Nature Communications, 20 July 2015, doi: 10.1038/ncomms8568

Further information can be obtained from:
Prof. Dr. Stefan Karsch
Faculty of Physics at Ludwig-Maximilians-Universität Munich
Am Coulombwall 1, 85748 Garching
Tel.: 089 32905 242
E-mail: stefan.karsch@mpq.mpg.de
 www.attoworld.de  , www.lex-photonics.de

Further information can be also be obtained from:

Prof. Franz Pfeiffer
TUM, Chair of Biomedical Physics
James-Franck-Str. 1, 85748 Garching bei München
Tel.: 089 289 10807
E-mail: franz.pfeiffer@tum.de

Karolina Schneider | idw - Informationsdienst Wissenschaft

More articles from Physics and Astronomy:

nachricht CCNY physicists master unexplored electron property
26.07.2017 | City College of New York

nachricht Large, distant comets more common than previously thought
26.07.2017 | University of Maryland

All articles from Physics and Astronomy >>>

The most recent press releases about innovation >>>

Die letzten 5 Focus-News des innovations-reports im Überblick:

Im Focus: Carbon Nanotubes Turn Electrical Current into Light-emitting Quasi-particles

Strong light-matter coupling in these semiconducting tubes may hold the key to electrically pumped lasers

Light-matter quasi-particles can be generated electrically in semiconducting carbon nanotubes. Material scientists and physicists from Heidelberg University...

Im Focus: Flexible proximity sensor creates smart surfaces

Fraunhofer IPA has developed a proximity sensor made from silicone and carbon nanotubes (CNT) which detects objects and determines their position. The materials and printing process used mean that the sensor is extremely flexible, economical and can be used for large surfaces. Industry and research partners can use and further develop this innovation straight away.

At first glance, the proximity sensor appears to be nothing special: a thin, elastic layer of silicone onto which black square surfaces are printed, but these...

Im Focus: 3-D scanning with water

3-D shape acquisition using water displacement as the shape sensor for the reconstruction of complex objects

A global team of computer scientists and engineers have developed an innovative technique that more completely reconstructs challenging 3D objects. An ancient...

Im Focus: Manipulating Electron Spins Without Loss of Information

Physicists have developed a new technique that uses electrical voltages to control the electron spin on a chip. The newly-developed method provides protection from spin decay, meaning that the contained information can be maintained and transmitted over comparatively large distances, as has been demonstrated by a team from the University of Basel’s Department of Physics and the Swiss Nanoscience Institute. The results have been published in Physical Review X.

For several years, researchers have been trying to use the spin of an electron to store and transmit information. The spin of each electron is always coupled...

Im Focus: The proton precisely weighted

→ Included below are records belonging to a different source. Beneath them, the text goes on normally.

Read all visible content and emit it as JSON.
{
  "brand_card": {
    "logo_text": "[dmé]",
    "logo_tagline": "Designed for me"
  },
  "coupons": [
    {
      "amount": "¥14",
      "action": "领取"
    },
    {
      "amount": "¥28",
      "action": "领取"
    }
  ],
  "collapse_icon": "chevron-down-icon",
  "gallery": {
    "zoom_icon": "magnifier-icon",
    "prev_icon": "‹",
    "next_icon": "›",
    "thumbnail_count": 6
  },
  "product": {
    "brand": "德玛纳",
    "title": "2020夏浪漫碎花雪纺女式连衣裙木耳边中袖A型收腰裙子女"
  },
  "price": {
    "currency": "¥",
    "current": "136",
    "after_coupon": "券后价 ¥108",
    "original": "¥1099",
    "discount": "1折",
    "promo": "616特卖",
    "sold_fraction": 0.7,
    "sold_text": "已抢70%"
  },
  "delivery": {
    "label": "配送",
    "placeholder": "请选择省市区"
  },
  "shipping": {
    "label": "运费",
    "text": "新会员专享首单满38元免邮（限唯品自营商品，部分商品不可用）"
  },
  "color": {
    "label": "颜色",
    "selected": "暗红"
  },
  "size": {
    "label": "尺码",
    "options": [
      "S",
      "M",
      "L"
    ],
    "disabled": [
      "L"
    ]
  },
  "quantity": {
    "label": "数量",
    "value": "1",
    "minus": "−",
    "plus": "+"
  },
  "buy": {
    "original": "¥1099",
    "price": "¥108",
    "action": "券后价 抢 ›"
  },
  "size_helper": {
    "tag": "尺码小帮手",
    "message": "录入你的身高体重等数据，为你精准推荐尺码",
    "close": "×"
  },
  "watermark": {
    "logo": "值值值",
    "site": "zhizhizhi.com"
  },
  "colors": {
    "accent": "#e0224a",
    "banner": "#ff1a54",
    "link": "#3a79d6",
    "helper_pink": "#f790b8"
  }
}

What is the mass of a proton? Scientists from Germany and Japan successfully did an important step towards the most exact knowledge of this fundamental constant. By means of precision measurements on a single proton, they could improve the precision by a factor of three and also correct the existing value.

To determine the mass of a single proton still more accurate – a group of physicists led by Klaus Blaum and Sven Sturm of the Max Planck Institute for Nuclear...

All Focus news of the innovation-report >>>

Anzeige

Anzeige

Event News

Clash of Realities 2017: Registration now open. International Conference at TH Köln

26.07.2017 | Event News

Closing the Sustainability Circle: Protection of Food with Biobased Materials

21.07.2017 | Event News

»We are bringing Additive Manufacturing to SMEs«

19.07.2017 | Event News

 
Latest News

CCNY physicists master unexplored electron property

26.07.2017 | Physics and Astronomy

Molecular microscopy illuminates molecular motor motion

26.07.2017 | Life Sciences

Large-Mouthed Fish Was Top Predator After Mass Extinction

26.07.2017 | Earth Sciences

VideoLinks
B2B-VideoLinks
More VideoLinks >>>